Data:
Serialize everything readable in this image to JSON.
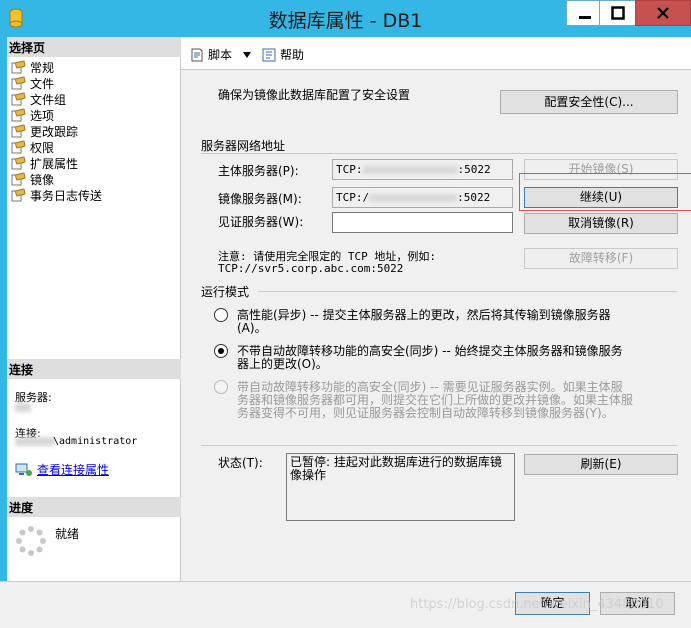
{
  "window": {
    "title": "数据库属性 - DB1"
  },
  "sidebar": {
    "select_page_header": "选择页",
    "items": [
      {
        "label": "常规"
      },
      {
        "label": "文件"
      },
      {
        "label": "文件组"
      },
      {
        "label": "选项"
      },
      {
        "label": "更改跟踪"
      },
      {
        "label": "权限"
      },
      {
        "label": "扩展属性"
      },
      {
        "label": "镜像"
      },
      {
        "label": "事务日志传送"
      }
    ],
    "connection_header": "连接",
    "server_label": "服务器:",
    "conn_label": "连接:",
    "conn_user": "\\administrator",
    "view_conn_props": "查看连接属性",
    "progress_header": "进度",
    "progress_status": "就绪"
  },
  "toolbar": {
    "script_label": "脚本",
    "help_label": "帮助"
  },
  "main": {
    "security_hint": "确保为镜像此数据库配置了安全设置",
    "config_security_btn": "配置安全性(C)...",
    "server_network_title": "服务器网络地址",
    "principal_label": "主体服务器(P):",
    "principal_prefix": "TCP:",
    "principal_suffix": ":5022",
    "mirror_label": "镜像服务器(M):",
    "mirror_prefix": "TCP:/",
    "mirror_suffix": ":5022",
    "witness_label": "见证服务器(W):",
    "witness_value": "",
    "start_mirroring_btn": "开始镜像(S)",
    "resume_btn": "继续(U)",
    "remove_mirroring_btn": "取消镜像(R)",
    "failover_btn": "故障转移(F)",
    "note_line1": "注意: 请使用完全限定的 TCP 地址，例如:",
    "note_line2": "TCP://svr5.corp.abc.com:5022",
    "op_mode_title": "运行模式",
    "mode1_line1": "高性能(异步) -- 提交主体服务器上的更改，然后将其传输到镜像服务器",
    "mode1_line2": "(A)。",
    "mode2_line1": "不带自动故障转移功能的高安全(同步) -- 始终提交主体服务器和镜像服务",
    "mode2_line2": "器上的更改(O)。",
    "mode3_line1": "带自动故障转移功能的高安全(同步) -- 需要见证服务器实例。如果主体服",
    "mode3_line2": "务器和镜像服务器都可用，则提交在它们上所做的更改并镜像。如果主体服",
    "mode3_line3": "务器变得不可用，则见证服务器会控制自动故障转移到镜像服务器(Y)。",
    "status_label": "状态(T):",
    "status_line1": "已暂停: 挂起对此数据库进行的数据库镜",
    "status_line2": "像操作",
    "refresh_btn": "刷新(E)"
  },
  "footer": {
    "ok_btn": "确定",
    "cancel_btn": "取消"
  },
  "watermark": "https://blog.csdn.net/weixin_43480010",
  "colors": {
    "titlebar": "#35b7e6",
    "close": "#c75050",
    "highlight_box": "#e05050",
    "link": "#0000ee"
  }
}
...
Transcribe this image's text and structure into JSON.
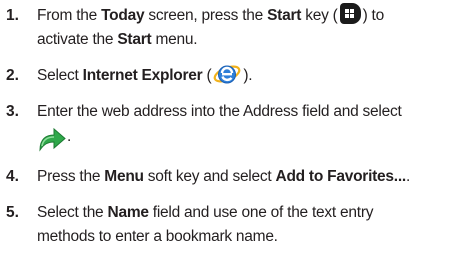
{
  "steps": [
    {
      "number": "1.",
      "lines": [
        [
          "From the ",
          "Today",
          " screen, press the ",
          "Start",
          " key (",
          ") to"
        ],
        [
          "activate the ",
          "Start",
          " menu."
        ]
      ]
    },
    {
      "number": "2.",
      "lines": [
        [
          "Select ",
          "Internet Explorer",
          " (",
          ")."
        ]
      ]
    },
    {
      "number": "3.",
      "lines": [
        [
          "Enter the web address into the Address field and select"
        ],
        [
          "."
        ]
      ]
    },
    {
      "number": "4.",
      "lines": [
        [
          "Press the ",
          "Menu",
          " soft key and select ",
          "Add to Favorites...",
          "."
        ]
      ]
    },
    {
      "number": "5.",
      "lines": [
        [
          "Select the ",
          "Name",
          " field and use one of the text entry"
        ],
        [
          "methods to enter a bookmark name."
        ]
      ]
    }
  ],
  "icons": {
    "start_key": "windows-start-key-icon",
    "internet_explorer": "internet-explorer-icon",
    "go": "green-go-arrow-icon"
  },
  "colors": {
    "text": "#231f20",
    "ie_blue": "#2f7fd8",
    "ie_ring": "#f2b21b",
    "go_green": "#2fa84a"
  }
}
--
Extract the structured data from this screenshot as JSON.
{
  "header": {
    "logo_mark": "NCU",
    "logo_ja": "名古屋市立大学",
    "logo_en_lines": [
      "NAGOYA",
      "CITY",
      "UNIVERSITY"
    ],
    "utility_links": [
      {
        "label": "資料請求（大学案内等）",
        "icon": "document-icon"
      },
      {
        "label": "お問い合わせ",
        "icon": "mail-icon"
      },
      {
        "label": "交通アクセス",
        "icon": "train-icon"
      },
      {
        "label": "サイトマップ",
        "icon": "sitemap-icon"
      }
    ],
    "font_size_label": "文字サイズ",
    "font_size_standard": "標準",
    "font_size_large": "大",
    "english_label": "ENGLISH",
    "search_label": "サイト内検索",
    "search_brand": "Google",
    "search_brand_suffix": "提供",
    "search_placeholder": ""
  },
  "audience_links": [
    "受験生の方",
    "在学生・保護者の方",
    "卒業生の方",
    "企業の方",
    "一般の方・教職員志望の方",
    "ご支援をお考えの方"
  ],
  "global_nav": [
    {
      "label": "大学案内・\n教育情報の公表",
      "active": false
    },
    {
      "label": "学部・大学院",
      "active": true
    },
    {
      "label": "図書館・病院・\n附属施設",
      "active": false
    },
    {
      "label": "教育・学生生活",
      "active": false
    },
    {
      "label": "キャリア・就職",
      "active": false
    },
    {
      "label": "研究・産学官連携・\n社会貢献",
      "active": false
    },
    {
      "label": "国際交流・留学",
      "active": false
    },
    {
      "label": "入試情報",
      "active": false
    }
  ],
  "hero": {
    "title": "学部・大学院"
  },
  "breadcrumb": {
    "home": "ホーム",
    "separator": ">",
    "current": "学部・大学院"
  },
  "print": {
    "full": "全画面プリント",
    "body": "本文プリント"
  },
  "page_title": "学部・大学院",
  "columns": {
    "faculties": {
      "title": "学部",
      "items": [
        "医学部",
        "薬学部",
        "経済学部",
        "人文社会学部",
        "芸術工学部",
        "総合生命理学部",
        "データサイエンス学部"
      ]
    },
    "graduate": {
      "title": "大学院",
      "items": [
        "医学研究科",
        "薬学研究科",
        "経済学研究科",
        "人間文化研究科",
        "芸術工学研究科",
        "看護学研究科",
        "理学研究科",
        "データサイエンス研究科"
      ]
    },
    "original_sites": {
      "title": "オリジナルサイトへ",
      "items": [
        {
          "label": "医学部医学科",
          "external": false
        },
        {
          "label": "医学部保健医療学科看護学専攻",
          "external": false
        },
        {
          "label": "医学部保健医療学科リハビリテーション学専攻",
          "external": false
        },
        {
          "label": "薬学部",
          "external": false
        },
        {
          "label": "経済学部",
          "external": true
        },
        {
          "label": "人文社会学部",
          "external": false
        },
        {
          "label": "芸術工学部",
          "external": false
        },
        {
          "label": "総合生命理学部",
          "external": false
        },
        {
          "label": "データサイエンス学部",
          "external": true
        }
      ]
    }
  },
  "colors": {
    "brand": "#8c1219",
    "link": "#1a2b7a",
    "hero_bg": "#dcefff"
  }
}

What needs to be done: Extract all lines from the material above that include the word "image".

Task output:
Serialize everything readable in this image to JSON.
Transcribe this image's text and structure into JSON.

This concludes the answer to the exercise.